Ganga to act as fuel carriageway for 21 power projects - Bids invited to acquire barges to be used for cargo movement
Ganga is all set to become the lifeline for 21 power projects in eastern India. The Inland Water Authority of India (IWAI) has prepared a plan to transport coal to these plants located between Allahabad and Haldia. After successfully moving imported coal to one of NTPC’s plants and foodgrains to the North- Eastern region, the Authority is working on transporting coal to NTPC’s Barh power project in Bihar.
“Once the operation is in full swing, we will have 90 barges (small ships for carrying goods) moving every day on river Ganga,” Amitabh Verma, Chairman of IWAI, said. The contract for Barh will be for carrying 3 million tonnes of coal every year. Initially, this contract will be for 10 years to be implemented through public-private partnership. The Authority is planning to transport coal to 11 existing power projects and 10 projects to become operational soon in the next 5-6 years. Since the country has few barges at present, the Authority has issued expressions of interest (EOI) for getting 8-10 barges from domestic and international operators each with a carrying capacity of 2,000 tonnes. It also plans to lease barges to interested domestic entities.
“Initially, the lease period will be for one year with a condition that the operator will have to place the order within six months for its own barge. The lease could be renewed subject to business development,” said Verma adding that it takes almost a year to build a barge and costs approximately ₹9 crore. The plan is to use these barges not just in the Ganga (National Waterway 1) but also in the Brahamputra (National Waterway 2) for cargo transportation. Transportation through inland waterways is cheaper. For example, coal transported to NTPC’s unit at Farakka in West Bengal is estimated to save 15-20 per cent in carriage cost in comparison to transportation over land. Second, there will be no scope for leakage or pilferage on waterways. Third, it will lessen the burden on road and rail resulting in lower pollution.

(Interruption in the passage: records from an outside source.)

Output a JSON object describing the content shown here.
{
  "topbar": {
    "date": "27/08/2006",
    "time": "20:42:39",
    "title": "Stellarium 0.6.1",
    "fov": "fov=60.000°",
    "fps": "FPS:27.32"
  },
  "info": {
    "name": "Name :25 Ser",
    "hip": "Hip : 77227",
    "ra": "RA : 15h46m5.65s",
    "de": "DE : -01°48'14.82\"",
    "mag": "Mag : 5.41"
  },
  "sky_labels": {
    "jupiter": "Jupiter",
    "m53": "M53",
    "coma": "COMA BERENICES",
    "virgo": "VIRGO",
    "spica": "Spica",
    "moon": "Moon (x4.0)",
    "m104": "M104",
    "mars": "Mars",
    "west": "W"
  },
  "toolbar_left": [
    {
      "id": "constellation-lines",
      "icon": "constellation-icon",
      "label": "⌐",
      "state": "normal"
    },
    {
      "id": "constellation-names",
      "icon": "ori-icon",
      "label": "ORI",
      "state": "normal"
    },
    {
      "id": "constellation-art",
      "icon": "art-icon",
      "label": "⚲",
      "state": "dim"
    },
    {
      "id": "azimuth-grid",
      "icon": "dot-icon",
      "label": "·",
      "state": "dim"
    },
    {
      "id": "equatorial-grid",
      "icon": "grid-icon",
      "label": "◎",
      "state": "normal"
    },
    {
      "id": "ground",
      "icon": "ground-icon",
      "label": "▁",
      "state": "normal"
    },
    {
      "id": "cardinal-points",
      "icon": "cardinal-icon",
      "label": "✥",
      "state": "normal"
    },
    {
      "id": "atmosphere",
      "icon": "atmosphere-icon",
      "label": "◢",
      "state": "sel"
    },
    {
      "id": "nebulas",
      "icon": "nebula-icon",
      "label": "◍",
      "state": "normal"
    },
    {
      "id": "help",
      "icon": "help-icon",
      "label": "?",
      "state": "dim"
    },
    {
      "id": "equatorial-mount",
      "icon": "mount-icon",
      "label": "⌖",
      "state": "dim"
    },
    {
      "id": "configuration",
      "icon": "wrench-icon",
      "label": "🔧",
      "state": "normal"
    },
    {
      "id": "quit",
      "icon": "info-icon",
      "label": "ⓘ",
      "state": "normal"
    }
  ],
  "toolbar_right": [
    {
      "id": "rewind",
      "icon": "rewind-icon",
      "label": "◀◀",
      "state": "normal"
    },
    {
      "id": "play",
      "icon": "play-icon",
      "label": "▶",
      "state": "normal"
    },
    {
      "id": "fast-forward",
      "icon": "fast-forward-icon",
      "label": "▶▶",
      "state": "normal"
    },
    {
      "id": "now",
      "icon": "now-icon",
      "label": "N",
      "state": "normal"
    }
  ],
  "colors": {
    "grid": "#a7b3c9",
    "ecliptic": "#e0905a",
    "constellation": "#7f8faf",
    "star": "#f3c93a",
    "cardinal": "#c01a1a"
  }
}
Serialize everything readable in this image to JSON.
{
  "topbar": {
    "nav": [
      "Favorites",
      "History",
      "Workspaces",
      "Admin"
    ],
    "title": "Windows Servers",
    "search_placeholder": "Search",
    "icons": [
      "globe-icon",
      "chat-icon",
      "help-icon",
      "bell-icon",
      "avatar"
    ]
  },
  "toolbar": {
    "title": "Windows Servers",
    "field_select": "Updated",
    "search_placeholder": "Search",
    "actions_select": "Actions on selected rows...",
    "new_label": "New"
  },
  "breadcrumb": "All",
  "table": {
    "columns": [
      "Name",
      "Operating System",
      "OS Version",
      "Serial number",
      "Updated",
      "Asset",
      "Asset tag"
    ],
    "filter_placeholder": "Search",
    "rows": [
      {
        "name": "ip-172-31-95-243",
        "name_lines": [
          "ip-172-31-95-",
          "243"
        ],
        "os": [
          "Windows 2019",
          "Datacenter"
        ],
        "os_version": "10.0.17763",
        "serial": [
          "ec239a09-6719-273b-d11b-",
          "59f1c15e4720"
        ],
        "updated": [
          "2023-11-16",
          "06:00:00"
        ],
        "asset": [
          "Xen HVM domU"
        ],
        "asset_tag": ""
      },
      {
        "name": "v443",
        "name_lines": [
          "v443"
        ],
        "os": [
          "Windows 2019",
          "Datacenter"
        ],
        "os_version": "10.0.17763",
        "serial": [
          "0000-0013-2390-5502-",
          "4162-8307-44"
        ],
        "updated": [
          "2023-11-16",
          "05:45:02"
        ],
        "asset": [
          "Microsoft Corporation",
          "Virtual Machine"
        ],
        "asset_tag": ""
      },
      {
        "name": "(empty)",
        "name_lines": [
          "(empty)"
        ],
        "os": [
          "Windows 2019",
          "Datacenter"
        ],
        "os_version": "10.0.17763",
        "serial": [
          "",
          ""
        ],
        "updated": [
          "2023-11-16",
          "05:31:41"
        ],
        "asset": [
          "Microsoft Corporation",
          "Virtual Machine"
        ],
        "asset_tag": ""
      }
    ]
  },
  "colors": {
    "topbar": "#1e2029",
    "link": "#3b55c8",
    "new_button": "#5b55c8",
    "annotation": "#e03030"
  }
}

Verma said that there is a lot of scope for waterways development in India keeping in mind the progress made in other countries. For example Germany has 7,700 km of waterways which account for nearly 20 per cent of the total cargo movement while India has about 14,500 km of navigable waterways but contribute less than one per cent of the total cargo movement. Even expenditure wise, while Germany spent €15 billion alone in 2012 on waterways, China spent around $15.6 billion during 2006-10, but India has spent just little over ₹1,000 crore on waterways during the last 25 years.